A shorter version of this article was published in the German daily “Frankfurter Allgemeine Zeitung” on December 17, 2012.
Pr. Kai A. Konrad (Max Planck Institute)
Kai A. Konrad is Director at the Max Planck Institute for Tax Law and Public Finance. He completed his PhD at the Ludwig-Maximilians-University in Munich in 1990. From 1994 to 2009 he was a Professor of Economics at the Free University of Berlin (Freie Universität Berlin) and from 1994 to 2000 he also held a position as Adjunct Professor at the University of Bergen, Norway.

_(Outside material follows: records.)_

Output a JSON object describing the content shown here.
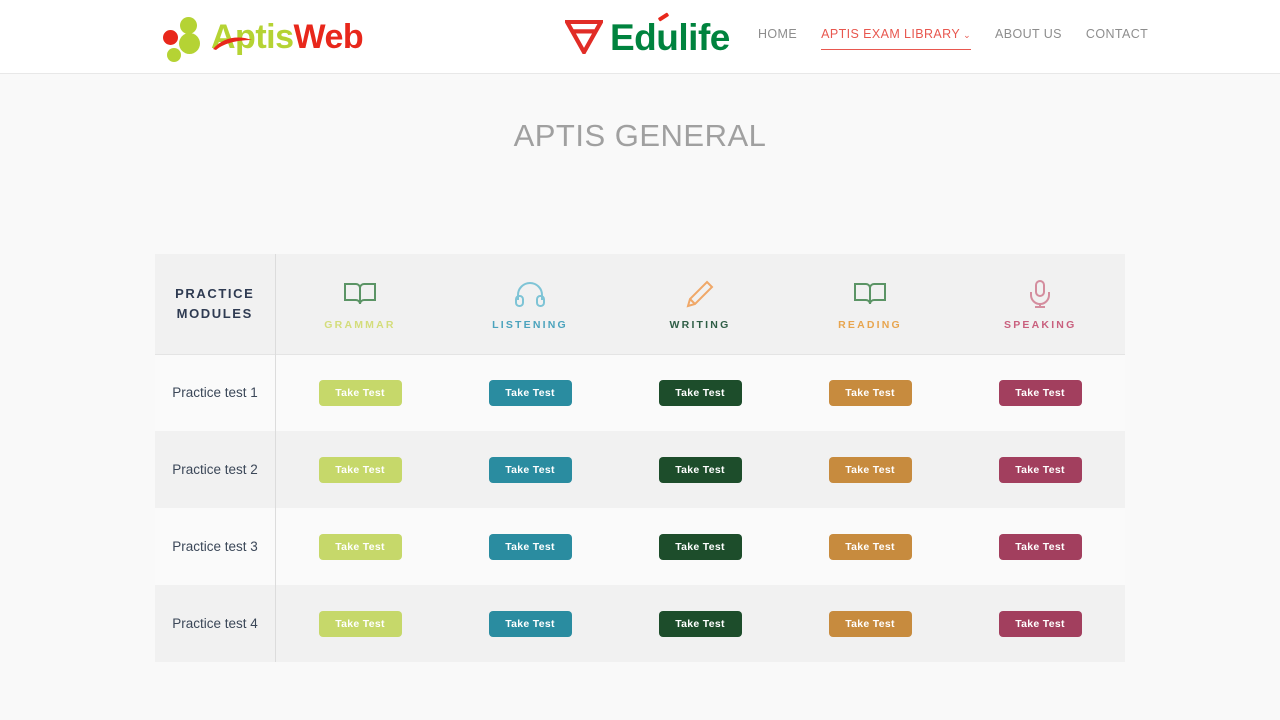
{
  "header": {
    "brand_left": {
      "name": "AptisWeb",
      "part_one": "Aptis",
      "part_two": "Web",
      "color_green": "#b5d334",
      "color_red": "#e8271b"
    },
    "brand_center": {
      "name": "Edulife",
      "color_green": "#00833e",
      "color_red": "#e8271b"
    },
    "nav": [
      {
        "label": "HOME",
        "active": false,
        "has_caret": false
      },
      {
        "label": "APTIS EXAM LIBRARY",
        "active": true,
        "has_caret": true,
        "caret": "⌄"
      },
      {
        "label": "ABOUT US",
        "active": false,
        "has_caret": false
      },
      {
        "label": "CONTACT",
        "active": false,
        "has_caret": false
      }
    ],
    "active_nav_color": "#e8574f",
    "nav_color": "#8d8d8d"
  },
  "main": {
    "page_title": "APTIS GENERAL",
    "page_title_color": "#a0a0a0"
  },
  "table": {
    "corner_header_line1": "PRACTICE",
    "corner_header_line2": "MODULES",
    "corner_header_color": "#2f3b52",
    "modules": [
      {
        "label": "GRAMMAR",
        "icon": "open-book-icon",
        "label_color": "#d4dd7b",
        "icon_color": "#5b9465",
        "button_color": "#c6d86a"
      },
      {
        "label": "LISTENING",
        "icon": "headphones-icon",
        "label_color": "#4ba3bd",
        "icon_color": "#7ec4d6",
        "button_color": "#2a8ca0"
      },
      {
        "label": "WRITING",
        "icon": "pencil-icon",
        "label_color": "#2f5e46",
        "icon_color": "#f0a868",
        "button_color": "#1d4d2b"
      },
      {
        "label": "READING",
        "icon": "open-book-icon",
        "label_color": "#e8a54e",
        "icon_color": "#5b9465",
        "button_color": "#c78b3e"
      },
      {
        "label": "SPEAKING",
        "icon": "microphone-icon",
        "label_color": "#c9607e",
        "icon_color": "#d48d9e",
        "button_color": "#a23f5e"
      }
    ],
    "button_label": "Take Test",
    "rows": [
      {
        "name": "Practice test 1"
      },
      {
        "name": "Practice test 2"
      },
      {
        "name": "Practice test 3"
      },
      {
        "name": "Practice test 4"
      }
    ]
  }
}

From 2001 to 2009, while still a Professor at the Free University, he was also the director of the “Market Processes and Governance” unit at the Social Science Research Centre Berlin (WZB). He has been a member of the Council of Scientific Advisors to the Ministry of Finance since 1999 and was elected chairman of this Council in 2011. He is a co-editor of the Journal of Public Economics. His research findings in the fields of political economy, public finance as well as economic policy are published in top scientific journals like the American Economic Review and Management Science.
RESEARCH INTERESTS : Public Finance / Political Economy /Economic Policy
INSTITUTIONS : Max Planck Institute for Tax Law and Public Finance (Director)
REFERENCE PAPER : Climate policy negotiations with incomplete information, Konrad, Kai A. und Marcel Thum, Economica (forthcoming). Available here!